When Joshua Boydston and I launched Oxford Karma back in January, we strived to create a site that was in touch with you, the modern Oklahoman, doubling down on the Sooner State’s burgeoning arts and entertainment offerings while providing a new and necessary voice. We aspired to meet that benchmark to the best of our abilities, and the interest and appreciation we received in return far exceeded our expectations. But, as a certain Beatle once famously said, all things must pass, and today we close our doors after seven successful months of reporting, musing, and party-throwing. To everyone who came to Endless Summer on Saturday, thank you so much. We couldn’t have asked for a better send-off.
We took a significant risk when we conceived this site, and the bitter realities of a highly competitive yet relatively obstinate market ultimately got the best of it. But no matter how abrupt the ending, we’re retiring Oxford Karma without a single regret. In fact, I honestly couldn’t be prouder of what we built. There is and will always be a fervent demand for alternative arts coverage in Oklahoma, and while we had our share of highs and lows, we filled that void as best we could. Hopefully this growing contingent of young, progressive-minded people will continue to be represented in the local community, because there’s a special place for them. We’re confident that it will.
I’d like to thank all of our wonderful contributors: Joshua Boydston, Daniel Bokemper, Emily Hopkins, Caitlin Turner, Emilye Lewin, Larry Laneer, Kara Shae, Torrance Wordsman, Paige Willet Lough, Rod Lott, Phil Bacharach, Adam Benson, Nathan Winfrey, Gray Thomas, Kim Hickerson, RJ Young, Ryan Drake, Beau Blackstock, Kellen McGugan, Dillon Phillips, Rachel Wright, Rob Vera, Marisa Mohi, Chris Harris, Jenn Scott, Brian Ted Jones, and Jezy J. Gray. You were the indispensable lifeblood of Oxford Karma, and Oklahoma is incredibly fortunate to have such talented writers providing thoughtful, informed, and engaging content.

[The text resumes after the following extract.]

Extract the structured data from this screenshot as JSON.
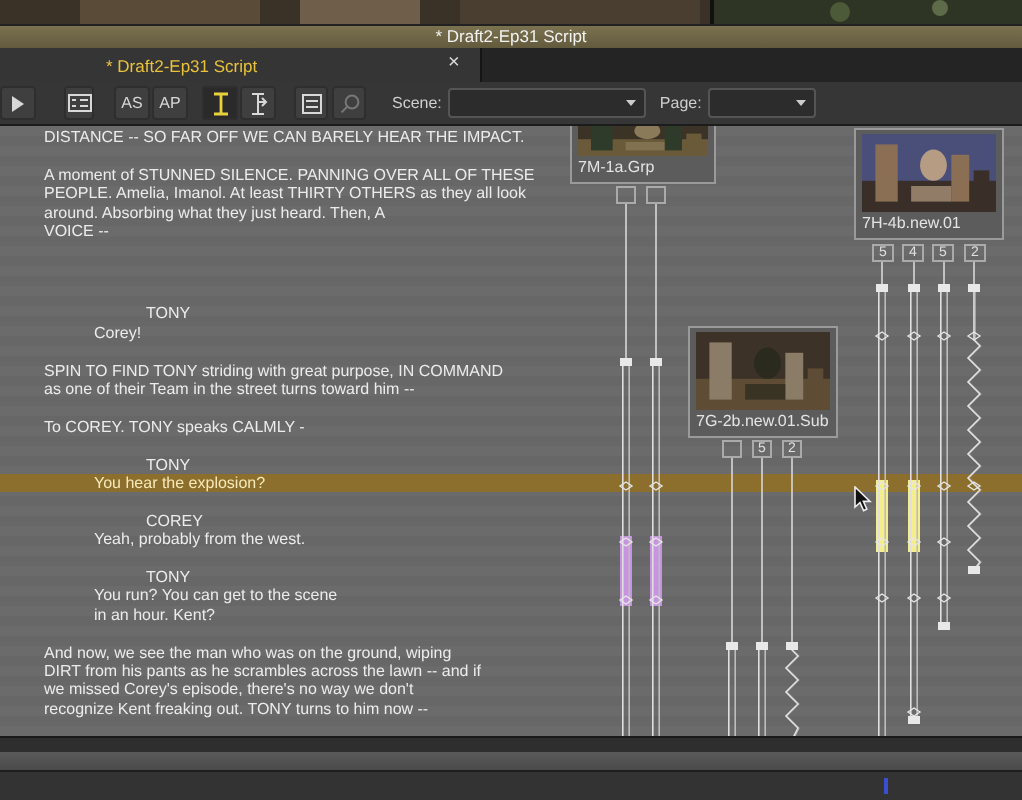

Most importantly, I’d like to thank you, our readers, for joining us on this weird, wild ride and giving this thing a snowball’s chance. Without you, this never would have happened at all. It’s cliché, for sure, but it is absolutely imperative that you continue to support local music, art, business, and all that other stuff as much as you possibly can, because the struggle to harvest a community without the benefit of large-market resources is real and ongoing. Oklahoma is undoubtedly trending upward in that regard, and we’re grateful to have at least played a small part in that, but the future creative welfare of this state is ultimately in the hands of you, the individual. Support it. Be a part of it. Read about it. But most importantly, care about it.
Till next time, Oklahoma. You’re pretty OK.